Reports from some local business owners are that the area now looks like a ‘war zone’ and that the government has chosen the wrong time to go ahead with the project as businesses are already struggling due to the COVID-19 pandemic.
One business that has had to close completely is Jaya House, an award-winning hotel that unfortunately finds itself in the way of construction.
Its Managing Director, Christian de Boer said in a statement: “In accordance with the government instructions to beautify Siem Reap, the road in front of our hotel will be expanded and widened.”
“The project is inclusive of a cycling lane and footpath which is fantastic. Unfortunately, this also results in the loss of space for Jaya House River Park, Siem Reap and our driveway amongst other areas. Given the deadline, which we will, of course, adhere to, we see no other choice but to close our hotel and re-think the Jaya House experience.”
Other small business owners such as street corner coffee shops and tuk-tuk bars also have to close down their businesses because of the situation, causing them to lose their livelihoods.
However, not all businesses are having to close as most businesses are just dismantling parts of their property to adhere to deadlines set out by the government.
Residents have stressed that this is at a time when people do not have a lot of disposable money to pay for construction work.

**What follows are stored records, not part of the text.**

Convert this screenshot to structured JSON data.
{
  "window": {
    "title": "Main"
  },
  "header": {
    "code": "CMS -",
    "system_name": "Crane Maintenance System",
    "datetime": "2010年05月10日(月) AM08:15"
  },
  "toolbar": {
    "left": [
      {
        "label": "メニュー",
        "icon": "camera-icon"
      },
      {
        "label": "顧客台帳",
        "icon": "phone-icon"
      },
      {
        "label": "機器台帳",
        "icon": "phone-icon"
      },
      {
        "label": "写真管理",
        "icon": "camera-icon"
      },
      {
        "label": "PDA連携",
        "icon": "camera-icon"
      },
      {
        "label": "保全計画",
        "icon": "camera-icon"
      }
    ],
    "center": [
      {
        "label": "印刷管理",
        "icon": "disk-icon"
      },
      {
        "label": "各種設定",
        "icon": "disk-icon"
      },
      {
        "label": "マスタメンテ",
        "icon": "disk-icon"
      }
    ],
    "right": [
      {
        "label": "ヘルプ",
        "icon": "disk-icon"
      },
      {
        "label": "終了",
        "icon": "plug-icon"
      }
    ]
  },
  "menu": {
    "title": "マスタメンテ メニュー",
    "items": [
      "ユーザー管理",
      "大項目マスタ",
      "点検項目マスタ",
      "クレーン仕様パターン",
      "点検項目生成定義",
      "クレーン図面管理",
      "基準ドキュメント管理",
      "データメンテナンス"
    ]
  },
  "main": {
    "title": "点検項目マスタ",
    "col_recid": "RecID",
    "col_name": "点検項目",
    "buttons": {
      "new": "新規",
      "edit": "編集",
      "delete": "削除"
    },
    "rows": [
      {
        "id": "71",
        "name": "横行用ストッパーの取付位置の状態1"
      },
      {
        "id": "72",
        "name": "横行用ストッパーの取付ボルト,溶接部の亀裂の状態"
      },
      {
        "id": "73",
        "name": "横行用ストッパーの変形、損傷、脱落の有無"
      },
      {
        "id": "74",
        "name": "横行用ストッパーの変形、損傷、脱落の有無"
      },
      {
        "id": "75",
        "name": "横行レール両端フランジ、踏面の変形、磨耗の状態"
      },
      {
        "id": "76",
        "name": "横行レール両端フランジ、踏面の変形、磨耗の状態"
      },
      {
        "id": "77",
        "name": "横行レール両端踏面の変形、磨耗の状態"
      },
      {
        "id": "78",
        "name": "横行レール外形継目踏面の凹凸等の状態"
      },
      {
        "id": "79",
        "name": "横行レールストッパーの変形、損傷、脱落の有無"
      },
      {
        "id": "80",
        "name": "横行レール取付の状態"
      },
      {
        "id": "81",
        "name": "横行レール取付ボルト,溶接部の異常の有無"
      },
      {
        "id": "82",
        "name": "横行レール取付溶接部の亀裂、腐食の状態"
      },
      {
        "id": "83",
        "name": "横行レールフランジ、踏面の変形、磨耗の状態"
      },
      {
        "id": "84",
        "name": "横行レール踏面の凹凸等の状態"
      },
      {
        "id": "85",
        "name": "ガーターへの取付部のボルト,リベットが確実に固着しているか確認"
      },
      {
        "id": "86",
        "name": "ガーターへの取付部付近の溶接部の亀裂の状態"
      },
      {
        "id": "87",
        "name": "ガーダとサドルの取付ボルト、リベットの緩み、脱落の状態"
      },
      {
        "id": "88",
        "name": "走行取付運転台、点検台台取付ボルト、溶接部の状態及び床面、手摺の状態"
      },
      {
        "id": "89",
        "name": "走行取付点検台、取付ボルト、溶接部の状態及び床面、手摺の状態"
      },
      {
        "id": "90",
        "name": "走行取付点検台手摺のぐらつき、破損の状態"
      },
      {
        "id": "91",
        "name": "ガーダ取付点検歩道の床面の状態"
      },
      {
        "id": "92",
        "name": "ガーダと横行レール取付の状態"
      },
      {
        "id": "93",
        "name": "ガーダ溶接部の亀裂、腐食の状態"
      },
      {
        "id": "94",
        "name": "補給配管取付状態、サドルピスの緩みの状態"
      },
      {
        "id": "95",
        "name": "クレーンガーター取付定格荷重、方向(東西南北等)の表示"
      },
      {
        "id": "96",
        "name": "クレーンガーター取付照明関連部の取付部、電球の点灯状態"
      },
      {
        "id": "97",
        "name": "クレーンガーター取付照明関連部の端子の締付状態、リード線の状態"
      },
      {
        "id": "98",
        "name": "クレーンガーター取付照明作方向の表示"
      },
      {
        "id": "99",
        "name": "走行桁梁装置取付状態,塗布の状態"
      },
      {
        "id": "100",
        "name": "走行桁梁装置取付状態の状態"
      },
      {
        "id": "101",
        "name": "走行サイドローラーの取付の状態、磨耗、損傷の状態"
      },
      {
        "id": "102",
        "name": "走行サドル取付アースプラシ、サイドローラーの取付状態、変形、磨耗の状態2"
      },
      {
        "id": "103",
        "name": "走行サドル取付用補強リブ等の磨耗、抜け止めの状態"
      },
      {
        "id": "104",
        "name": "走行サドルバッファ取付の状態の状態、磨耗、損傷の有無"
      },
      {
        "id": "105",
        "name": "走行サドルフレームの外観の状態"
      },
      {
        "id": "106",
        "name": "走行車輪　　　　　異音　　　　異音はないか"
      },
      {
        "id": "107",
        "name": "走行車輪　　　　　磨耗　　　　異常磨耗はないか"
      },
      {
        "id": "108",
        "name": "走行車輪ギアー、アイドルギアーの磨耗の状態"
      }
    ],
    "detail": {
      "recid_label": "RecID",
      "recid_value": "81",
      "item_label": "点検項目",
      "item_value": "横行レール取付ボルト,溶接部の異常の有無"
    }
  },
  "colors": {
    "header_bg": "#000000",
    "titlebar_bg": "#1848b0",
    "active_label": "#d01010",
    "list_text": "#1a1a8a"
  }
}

Other residents have brought up the possibility of crime rates going up as many properties are having to take down the gates that protect their properties.
Some residents have made their opinion clear on social media with some comparing the situation to ‘the next Sihanoukville’.
Opinions do seem to be mixed though as other residents have expressed gratitude for being able to have used the land.
Ahmed Raees, owner of a restaurant named Wine O’clock said: “In November 2019 we received an official-looking letter about the land. We saw our neighbours start to remove awnings and outside seating so we removed our outside terrace. A month or so passed and nothing happened so we rebuilt the terrace as it generates a lot of income. Then recently we saw construction start. It has been very challenging for us, but we like to look at it differently than other businesses that have been complaining.”
“For us, we see it as a blessing that we’ve been allowed to run a part of our restaurant on state-owned property. We are very thankful to the government for the time that we have had. The only problem is it happened too fast. However, we see a bright future with a slightly smaller café but a beautifully finished road.”
Other residents have argued that now is the time to do the work as Siem Reap is seeing a lot fewer tourists.
Siem Reaps provincial hall spokesperson Sok Thol said it was a good time for the expansions because there were not many tourists now, as such works will not hinder them.
“When they come back, we will already be done,” Thol said.
This article was first published in Khmer Times. All contents and images are copyright to their respective owners and sources.